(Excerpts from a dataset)
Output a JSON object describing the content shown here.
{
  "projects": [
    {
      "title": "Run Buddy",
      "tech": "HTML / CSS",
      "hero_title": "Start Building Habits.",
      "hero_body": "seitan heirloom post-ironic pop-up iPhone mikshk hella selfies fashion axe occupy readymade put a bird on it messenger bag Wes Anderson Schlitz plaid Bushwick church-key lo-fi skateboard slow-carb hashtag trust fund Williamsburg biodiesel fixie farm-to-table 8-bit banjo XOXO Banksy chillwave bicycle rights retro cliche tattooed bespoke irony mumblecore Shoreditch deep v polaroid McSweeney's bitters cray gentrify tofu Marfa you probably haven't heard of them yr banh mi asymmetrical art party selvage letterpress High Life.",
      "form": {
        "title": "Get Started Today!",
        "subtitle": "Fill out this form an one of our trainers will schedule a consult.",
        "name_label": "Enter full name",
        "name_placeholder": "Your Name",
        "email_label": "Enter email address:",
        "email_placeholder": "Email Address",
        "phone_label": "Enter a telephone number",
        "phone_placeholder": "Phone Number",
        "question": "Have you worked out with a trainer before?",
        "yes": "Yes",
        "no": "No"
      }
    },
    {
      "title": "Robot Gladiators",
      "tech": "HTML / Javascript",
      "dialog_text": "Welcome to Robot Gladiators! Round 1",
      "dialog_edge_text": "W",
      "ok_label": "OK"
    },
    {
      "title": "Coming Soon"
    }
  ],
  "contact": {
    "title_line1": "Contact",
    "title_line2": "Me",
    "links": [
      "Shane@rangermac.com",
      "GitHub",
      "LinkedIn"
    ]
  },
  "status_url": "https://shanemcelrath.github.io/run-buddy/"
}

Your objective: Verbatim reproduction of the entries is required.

Result for this exercise:
Output a JSON object describing the content shown here.
{
  "projects": [
    {
      "title": "Run Buddy",
      "tech": "HTML / CSS",
      "hero_title": "Start Building Habits.",
      "hero_body": "seitan heirloom post-ironic pop-up iPhone mikshk hella selfies fashion axe occupy readymade put a bird on it messenger bag Wes Anderson Schlitz plaid Bushwick church-key lo-fi skateboard slow-carb hashtag trust fund Williamsburg biodiesel fixie farm-to-table 8-bit banjo XOXO Banksy chillwave bicycle rights retro cliche tattooed bespoke irony mumblecore Shoreditch deep v polaroid McSweeney's bitters cray gentrify tofu Marfa you probably haven't heard of them yr banh mi asymmetrical art party selvage letterpress High Life.",
      "form": {
        "title": "Get Started Today!",
        "subtitle": "Fill out this form an one of our trainers will schedule a consult.",
        "name_label": "Enter full name",
        "name_placeholder": "Your Name",
        "email_label": "Enter email address:",
        "email_placeholder": "Email Address",
        "phone_label": "Enter a telephone number",
        "phone_placeholder": "Phone Number",
        "question": "Have you worked out with a trainer before?",
        "yes": "Yes",
        "no": "No"
      }
    },
    {
      "title": "Robot Gladiators",
      "tech": "HTML / Javascript",
      "dialog_text": "Welcome to Robot Gladiators! Round 1",
      "dialog_edge_text": "W",
      "ok_label": "OK"
    },
    {
      "title": "Coming Soon"
    }
  ],
  "contact": {
    "title_line1": "Contact",
    "title_line2": "Me",
    "links": [
      "Shane@rangermac.com",
      "GitHub",
      "LinkedIn"
    ]
  },
  "status_url": "https://shanemcelrath.github.io/run-buddy/"
}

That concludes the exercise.